## WORK TO BE COMPLETED
Give back all the entries below. Omit none of them.

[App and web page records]
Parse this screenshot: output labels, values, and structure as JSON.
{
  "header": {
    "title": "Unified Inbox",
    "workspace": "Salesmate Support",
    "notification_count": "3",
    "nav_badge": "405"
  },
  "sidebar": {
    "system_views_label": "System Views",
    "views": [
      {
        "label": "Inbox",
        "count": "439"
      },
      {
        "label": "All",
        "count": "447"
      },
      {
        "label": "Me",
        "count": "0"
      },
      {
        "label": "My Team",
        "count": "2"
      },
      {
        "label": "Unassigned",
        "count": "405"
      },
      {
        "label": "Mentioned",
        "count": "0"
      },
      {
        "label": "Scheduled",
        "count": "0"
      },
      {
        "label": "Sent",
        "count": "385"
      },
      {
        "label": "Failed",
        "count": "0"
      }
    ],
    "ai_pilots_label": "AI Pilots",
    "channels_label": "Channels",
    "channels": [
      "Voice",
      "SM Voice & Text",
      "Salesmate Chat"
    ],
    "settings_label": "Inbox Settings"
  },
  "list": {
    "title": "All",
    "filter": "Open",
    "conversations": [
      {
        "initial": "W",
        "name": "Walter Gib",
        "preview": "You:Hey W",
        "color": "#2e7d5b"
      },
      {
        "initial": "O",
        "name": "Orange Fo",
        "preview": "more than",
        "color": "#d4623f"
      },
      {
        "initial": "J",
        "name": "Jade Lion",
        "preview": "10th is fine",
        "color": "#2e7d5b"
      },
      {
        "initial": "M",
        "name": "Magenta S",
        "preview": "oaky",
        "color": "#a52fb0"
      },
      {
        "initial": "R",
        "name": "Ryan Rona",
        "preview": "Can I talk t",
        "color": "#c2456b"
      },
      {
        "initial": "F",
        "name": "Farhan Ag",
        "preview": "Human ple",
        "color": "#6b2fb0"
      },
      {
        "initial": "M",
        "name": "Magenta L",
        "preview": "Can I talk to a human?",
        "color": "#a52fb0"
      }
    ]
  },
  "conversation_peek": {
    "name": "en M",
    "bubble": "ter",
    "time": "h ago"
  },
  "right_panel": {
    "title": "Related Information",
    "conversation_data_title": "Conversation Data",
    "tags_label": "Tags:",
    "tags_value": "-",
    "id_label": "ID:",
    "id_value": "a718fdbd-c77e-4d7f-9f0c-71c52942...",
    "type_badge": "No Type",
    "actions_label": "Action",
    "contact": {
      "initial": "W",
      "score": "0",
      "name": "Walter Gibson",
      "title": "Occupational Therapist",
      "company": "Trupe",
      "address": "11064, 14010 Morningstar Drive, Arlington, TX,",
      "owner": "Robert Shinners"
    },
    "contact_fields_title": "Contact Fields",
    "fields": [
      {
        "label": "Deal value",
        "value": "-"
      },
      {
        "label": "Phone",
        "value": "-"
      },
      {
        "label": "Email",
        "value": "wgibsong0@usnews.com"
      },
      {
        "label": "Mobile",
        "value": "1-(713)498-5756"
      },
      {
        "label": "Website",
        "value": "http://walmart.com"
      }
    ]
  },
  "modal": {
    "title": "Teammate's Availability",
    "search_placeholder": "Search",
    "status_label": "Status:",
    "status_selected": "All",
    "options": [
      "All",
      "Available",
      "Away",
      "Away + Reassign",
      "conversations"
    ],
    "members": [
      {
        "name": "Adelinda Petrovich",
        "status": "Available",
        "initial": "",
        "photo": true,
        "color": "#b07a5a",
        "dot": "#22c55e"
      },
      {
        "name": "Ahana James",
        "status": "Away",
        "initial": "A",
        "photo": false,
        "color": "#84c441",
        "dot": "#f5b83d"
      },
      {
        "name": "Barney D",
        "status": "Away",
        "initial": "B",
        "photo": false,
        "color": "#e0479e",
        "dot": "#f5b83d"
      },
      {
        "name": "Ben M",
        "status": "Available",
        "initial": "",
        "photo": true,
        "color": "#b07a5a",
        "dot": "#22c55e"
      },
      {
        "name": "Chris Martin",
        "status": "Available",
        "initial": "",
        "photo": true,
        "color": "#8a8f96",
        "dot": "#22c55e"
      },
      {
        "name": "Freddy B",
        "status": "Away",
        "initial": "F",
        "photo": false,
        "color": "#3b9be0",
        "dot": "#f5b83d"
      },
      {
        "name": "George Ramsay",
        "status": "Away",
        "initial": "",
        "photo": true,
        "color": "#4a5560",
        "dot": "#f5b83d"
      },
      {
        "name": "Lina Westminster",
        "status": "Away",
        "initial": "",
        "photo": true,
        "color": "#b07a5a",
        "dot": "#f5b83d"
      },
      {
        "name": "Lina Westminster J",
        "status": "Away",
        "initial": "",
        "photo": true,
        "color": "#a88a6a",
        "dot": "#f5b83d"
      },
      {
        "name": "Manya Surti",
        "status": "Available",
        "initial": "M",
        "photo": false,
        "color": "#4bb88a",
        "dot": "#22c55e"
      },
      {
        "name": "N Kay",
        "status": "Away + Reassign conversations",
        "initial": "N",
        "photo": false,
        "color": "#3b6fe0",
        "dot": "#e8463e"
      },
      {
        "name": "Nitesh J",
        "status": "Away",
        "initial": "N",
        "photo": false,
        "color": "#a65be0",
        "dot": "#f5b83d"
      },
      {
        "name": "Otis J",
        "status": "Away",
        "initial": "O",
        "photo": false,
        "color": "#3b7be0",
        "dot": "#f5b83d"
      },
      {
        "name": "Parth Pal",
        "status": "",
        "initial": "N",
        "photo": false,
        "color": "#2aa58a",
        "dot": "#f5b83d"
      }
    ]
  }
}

## RESPONSE TO THE EXERCISE
Parse this screenshot: output labels, values, and structure as JSON.
{
  "header": {
    "title": "Unified Inbox",
    "workspace": "Salesmate Support",
    "notification_count": "3",
    "nav_badge": "405"
  },
  "sidebar": {
    "system_views_label": "System Views",
    "views": [
      {
        "label": "Inbox",
        "count": "439"
      },
      {
        "label": "All",
        "count": "447"
      },
      {
        "label": "Me",
        "count": "0"
      },
      {
        "label": "My Team",
        "count": "2"
      },
      {
        "label": "Unassigned",
        "count": "405"
      },
      {
        "label": "Mentioned",
        "count": "0"
      },
      {
        "label": "Scheduled",
        "count": "0"
      },
      {
        "label": "Sent",
        "count": "385"
      },
      {
        "label": "Failed",
        "count": "0"
      }
    ],
    "ai_pilots_label": "AI Pilots",
    "channels_label": "Channels",
    "channels": [
      "Voice",
      "SM Voice & Text",
      "Salesmate Chat"
    ],
    "settings_label": "Inbox Settings"
  },
  "list": {
    "title": "All",
    "filter": "Open",
    "conversations": [
      {
        "initial": "W",
        "name": "Walter Gib",
        "preview": "You:Hey W",
        "color": "#2e7d5b"
      },
      {
        "initial": "O",
        "name": "Orange Fo",
        "preview": "more than",
        "color": "#d4623f"
      },
      {
        "initial": "J",
        "name": "Jade Lion",
        "preview": "10th is fine",
        "color": "#2e7d5b"
      },
      {
        "initial": "M",
        "name": "Magenta S",
        "preview": "oaky",
        "color": "#a52fb0"
      },
      {
        "initial": "R",
        "name": "Ryan Rona",
        "preview": "Can I talk t",
        "color": "#c2456b"
      },
      {
        "initial": "F",
        "name": "Farhan Ag",
        "preview": "Human ple",
        "color": "#6b2fb0"
      },
      {
        "initial": "M",
        "name": "Magenta L",
        "preview": "Can I talk to a human?",
        "color": "#a52fb0"
      }
    ]
  },
  "conversation_peek": {
    "name": "en M",
    "bubble": "ter",
    "time": "h ago"
  },
  "right_panel": {
    "title": "Related Information",
    "conversation_data_title": "Conversation Data",
    "tags_label": "Tags:",
    "tags_value": "-",
    "id_label": "ID:",
    "id_value": "a718fdbd-c77e-4d7f-9f0c-71c52942...",
    "type_badge": "No Type",
    "actions_label": "Action",
    "contact": {
      "initial": "W",
      "score": "0",
      "name": "Walter Gibson",
      "title": "Occupational Therapist",
      "company": "Trupe",
      "address": "11064, 14010 Morningstar Drive, Arlington, TX,",
      "owner": "Robert Shinners"
    },
    "contact_fields_title": "Contact Fields",
    "fields": [
      {
        "label": "Deal value",
        "value": "-"
      },
      {
        "label": "Phone",
        "value": "-"
      },
      {
        "label": "Email",
        "value": "wgibsong0@usnews.com"
      },
      {
        "label": "Mobile",
        "value": "1-(713)498-5756"
      },
      {
        "label": "Website",
        "value": "http://walmart.com"
      }
    ]
  },
  "modal": {
    "title": "Teammate's Availability",
    "search_placeholder": "Search",
    "status_label": "Status:",
    "status_selected": "All",
    "options": [
      "All",
      "Available",
      "Away",
      "Away + Reassign",
      "conversations"
    ],
    "members": [
      {
        "name": "Adelinda Petrovich",
        "status": "Available",
        "initial": "",
        "photo": true,
        "color": "#b07a5a",
        "dot": "#22c55e"
      },
      {
        "name": "Ahana James",
        "status": "Away",
        "initial": "A",
        "photo": false,
        "color": "#84c441",
        "dot": "#f5b83d"
      },
      {
        "name": "Barney D",
        "status": "Away",
        "initial": "B",
        "photo": false,
        "color": "#e0479e",
        "dot": "#f5b83d"
      },
      {
        "name": "Ben M",
        "status": "Available",
        "initial": "",
        "photo": true,
        "color": "#b07a5a",
        "dot": "#22c55e"
      },
      {
        "name": "Chris Martin",
        "status": "Available",
        "initial": "",
        "photo": true,
        "color": "#8a8f96",
        "dot": "#22c55e"
      },
      {
        "name": "Freddy B",
        "status": "Away",
        "initial": "F",
        "photo": false,
        "color": "#3b9be0",
        "dot": "#f5b83d"
      },
      {
        "name": "George Ramsay",
        "status": "Away",
        "initial": "",
        "photo": true,
        "color": "#4a5560",
        "dot": "#f5b83d"
      },
      {
        "name": "Lina Westminster",
        "status": "Away",
        "initial": "",
        "photo": true,
        "color": "#b07a5a",
        "dot": "#f5b83d"
      },
      {
        "name": "Lina Westminster J",
        "status": "Away",
        "initial": "",
        "photo": true,
        "color": "#a88a6a",
        "dot": "#f5b83d"
      },
      {
        "name": "Manya Surti",
        "status": "Available",
        "initial": "M",
        "photo": false,
        "color": "#4bb88a",
        "dot": "#22c55e"
      },
      {
        "name": "N Kay",
        "status": "Away + Reassign conversations",
        "initial": "N",
        "photo": false,
        "color": "#3b6fe0",
        "dot": "#e8463e"
      },
      {
        "name": "Nitesh J",
        "status": "Away",
        "initial": "N",
        "photo": false,
        "color": "#a65be0",
        "dot": "#f5b83d"
      },
      {
        "name": "Otis J",
        "status": "Away",
        "initial": "O",
        "photo": false,
        "color": "#3b7be0",
        "dot": "#f5b83d"
      },
      {
        "name": "Parth Pal",
        "status": "",
        "initial": "N",
        "photo": false,
        "color": "#2aa58a",
        "dot": "#f5b83d"
      }
    ]
  }
}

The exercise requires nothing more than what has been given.